Sanchez Vicario has won six of her nine matches against Martinez, but this will be their first meeting on grass. Their only previous contest at one of the Grand Slam championships was in the semi-finals of last year's French Open, Sanchez Vicario winning, 6-3, 6-1.

Schultz-McCarthy made light of the fact that she had spent the previous evening worrying about the whereabouts of Murphy Jensen, who disappeared after failing to show up for their mixed doubles match. "I think I had my mind somewhere else today," she said, "but it was definitely not about Murphy."

Graf ended the day by taking a trip to an outside court to watch her coach, Heinz Gunthardt, partnering Guillermo Vilas in the Over-35 doubles against Brian Gottfried and Raul Ramirez. She had to stand for a while, signing autographs, until a seat came available. Gunthardt was on the losing side. You can't win them all.

Dressing-room argument

The Australian Davis Cup team-mates Todd Woodbridge and Pat Rafter were involved in a dressing-room row after an acrimonious doubles match in which the title holders, Woodbridge and Mark Woodforde, beat Rafter and Mark Philippousis 6-2, 1-6, 6-2, 7-6.

Feeling was stirred up by the energetic vocal support given to Rafter by his English girlfriend, Alexandra. Woodbridge confronted her after the match to say she had taken her backing too far.

When the players reached the changing-room, Rafter turned on Woodbridge and a fierce slanging match took place, although Wimbledon officials are unlikely to take action because there were no code violations during the match and the difference of opinion was in private.

Martina Navratilova and Jonathan Stark continued their progress in the mixed doubles. They beat Rick Leach, of the United States, and Natasha Zvereva, of Belarus, 6-3, 6-3, to reach the last eight.


n I don't think I can be beaten if I carry on playing the way I did in the second set. It's been years since I reached that level at Wimbledon. Steffi Graf after her quarter-final defeat of Mary Joe Fernandez.

n Oh, well, what did you have in mind? Your face is getting pretty red now. Graf's response to a question asking was there anything to beat the buzz she got from playing the perfect set.
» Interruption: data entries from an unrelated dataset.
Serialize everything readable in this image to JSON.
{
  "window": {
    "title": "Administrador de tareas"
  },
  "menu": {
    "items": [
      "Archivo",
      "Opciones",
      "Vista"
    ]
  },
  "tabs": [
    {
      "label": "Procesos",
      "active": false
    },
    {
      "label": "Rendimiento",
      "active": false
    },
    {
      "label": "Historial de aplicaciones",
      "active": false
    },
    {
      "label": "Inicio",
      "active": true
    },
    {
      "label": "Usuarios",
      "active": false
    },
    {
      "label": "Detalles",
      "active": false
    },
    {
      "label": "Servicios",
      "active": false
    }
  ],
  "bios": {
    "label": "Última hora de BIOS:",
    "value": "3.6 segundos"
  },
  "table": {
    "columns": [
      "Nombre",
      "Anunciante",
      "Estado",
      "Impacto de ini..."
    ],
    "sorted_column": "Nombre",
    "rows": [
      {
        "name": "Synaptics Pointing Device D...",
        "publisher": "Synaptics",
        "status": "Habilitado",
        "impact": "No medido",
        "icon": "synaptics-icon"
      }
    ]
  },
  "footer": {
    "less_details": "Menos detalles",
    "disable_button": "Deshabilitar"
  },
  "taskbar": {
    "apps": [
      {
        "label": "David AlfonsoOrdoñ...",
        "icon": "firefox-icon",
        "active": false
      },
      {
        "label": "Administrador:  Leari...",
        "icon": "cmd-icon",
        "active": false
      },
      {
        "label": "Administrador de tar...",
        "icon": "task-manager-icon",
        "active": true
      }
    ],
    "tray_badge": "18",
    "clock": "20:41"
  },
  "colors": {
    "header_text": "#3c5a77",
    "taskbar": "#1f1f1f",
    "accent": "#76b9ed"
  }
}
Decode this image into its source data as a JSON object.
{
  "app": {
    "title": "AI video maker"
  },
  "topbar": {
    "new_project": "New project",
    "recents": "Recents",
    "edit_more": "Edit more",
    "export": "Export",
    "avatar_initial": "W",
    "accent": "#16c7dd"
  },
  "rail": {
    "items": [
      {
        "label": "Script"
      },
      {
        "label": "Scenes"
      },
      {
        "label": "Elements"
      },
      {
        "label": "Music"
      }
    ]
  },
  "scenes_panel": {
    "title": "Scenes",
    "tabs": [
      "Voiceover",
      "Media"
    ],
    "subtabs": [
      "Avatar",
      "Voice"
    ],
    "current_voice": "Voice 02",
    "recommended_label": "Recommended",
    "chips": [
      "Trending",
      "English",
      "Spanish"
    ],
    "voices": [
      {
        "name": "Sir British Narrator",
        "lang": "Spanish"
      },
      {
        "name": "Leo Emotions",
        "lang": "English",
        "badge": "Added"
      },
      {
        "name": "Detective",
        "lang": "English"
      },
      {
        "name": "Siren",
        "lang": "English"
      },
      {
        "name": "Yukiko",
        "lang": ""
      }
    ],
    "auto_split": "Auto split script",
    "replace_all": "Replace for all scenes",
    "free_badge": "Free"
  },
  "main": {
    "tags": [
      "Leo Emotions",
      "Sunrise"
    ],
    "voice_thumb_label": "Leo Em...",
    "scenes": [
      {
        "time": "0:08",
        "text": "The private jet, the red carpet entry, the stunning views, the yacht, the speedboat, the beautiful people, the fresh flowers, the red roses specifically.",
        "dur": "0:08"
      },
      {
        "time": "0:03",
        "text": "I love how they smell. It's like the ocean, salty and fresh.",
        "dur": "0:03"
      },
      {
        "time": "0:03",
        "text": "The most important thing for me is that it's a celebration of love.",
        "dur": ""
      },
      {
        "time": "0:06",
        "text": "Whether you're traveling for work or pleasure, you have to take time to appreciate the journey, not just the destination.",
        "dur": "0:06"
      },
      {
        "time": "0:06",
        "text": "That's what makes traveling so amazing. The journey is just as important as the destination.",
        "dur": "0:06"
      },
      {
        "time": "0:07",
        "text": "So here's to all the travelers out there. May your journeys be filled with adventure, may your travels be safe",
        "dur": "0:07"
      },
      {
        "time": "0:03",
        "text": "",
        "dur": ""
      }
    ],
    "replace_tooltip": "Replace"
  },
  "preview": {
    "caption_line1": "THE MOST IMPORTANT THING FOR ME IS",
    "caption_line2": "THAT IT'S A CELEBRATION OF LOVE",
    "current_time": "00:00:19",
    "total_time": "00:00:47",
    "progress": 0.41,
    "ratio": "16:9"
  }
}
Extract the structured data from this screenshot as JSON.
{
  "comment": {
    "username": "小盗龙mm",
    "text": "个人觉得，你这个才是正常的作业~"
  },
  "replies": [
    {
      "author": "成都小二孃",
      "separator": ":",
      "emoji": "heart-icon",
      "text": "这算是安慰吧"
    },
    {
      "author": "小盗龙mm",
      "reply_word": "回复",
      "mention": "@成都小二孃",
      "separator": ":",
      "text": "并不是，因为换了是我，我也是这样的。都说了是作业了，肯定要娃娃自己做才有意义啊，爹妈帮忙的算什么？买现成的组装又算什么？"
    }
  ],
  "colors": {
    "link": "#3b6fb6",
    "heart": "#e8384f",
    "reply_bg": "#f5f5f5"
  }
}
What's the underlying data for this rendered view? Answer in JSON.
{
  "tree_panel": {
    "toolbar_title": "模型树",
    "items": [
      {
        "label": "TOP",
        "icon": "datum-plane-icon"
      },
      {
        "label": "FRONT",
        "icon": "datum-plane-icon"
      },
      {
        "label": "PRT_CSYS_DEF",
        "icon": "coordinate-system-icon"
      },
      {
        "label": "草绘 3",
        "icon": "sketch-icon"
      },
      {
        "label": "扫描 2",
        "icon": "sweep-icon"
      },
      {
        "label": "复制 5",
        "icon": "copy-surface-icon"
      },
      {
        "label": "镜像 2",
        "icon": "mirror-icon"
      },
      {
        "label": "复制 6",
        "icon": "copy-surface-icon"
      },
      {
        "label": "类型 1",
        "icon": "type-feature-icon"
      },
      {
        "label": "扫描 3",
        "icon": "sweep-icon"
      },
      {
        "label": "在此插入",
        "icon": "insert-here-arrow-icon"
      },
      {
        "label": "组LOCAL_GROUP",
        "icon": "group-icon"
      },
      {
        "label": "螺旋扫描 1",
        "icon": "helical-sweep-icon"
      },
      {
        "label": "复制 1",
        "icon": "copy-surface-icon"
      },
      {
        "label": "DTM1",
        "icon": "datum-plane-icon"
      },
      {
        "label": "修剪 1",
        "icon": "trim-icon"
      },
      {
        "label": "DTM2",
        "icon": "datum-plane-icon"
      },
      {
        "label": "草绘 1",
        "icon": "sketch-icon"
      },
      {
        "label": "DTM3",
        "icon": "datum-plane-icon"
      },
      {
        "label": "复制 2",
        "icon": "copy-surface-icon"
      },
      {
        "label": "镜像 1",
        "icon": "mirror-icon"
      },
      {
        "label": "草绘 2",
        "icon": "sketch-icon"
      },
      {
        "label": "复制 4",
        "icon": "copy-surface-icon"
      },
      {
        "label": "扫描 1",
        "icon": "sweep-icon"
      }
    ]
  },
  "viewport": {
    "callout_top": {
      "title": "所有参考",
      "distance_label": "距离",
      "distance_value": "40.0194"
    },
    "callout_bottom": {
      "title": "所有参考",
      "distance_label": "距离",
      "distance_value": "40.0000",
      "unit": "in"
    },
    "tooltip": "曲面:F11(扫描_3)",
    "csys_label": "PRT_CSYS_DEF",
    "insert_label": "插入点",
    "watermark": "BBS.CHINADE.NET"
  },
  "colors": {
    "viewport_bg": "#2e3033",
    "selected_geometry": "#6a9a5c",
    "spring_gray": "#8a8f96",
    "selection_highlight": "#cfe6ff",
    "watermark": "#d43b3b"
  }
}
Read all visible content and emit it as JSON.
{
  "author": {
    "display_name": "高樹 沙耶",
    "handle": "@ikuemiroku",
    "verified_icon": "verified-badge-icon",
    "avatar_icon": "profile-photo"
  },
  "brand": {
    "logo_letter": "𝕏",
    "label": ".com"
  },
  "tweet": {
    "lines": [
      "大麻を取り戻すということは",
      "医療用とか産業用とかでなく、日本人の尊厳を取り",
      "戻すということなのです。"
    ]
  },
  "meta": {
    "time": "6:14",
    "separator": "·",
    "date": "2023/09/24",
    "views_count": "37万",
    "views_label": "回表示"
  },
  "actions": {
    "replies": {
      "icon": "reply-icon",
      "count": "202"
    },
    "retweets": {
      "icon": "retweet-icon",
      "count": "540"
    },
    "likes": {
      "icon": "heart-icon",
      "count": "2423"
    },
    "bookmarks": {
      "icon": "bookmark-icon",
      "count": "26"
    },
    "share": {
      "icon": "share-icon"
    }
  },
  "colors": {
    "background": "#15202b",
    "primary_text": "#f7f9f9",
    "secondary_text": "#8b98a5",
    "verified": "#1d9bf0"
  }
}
n I need the challenge, the tour needs it and the media need it. Graf on the women's game's pressing requirement for the return of Monica Seles.

n It's a surprise to everybody. I didn't come into the tournament with any great expectation. I didn't expect anything from myself. Jana Novotna after disposing of Japan's Kimiko Date.

n This is one of the happiest days of my life. My goal was to try to pass the quarters. Now that I've done it, it feels great. Arantxa Sanchez Vicario celebrates reaching her first Wimbledon semi-final.

n I won't be thinking about who it is on the other side of the net. The good thing is that there must now be one Spanish player in the final, but nobody is thinking about the country of the opponent when they are out there. It is just another player you have to beat. Sanchez Vicario on the prospect of playing Conchita Martinez in the semi.

n People should know I won't let my title go just like that. Nobody will take it away from me without a fight. Conchita Martinez.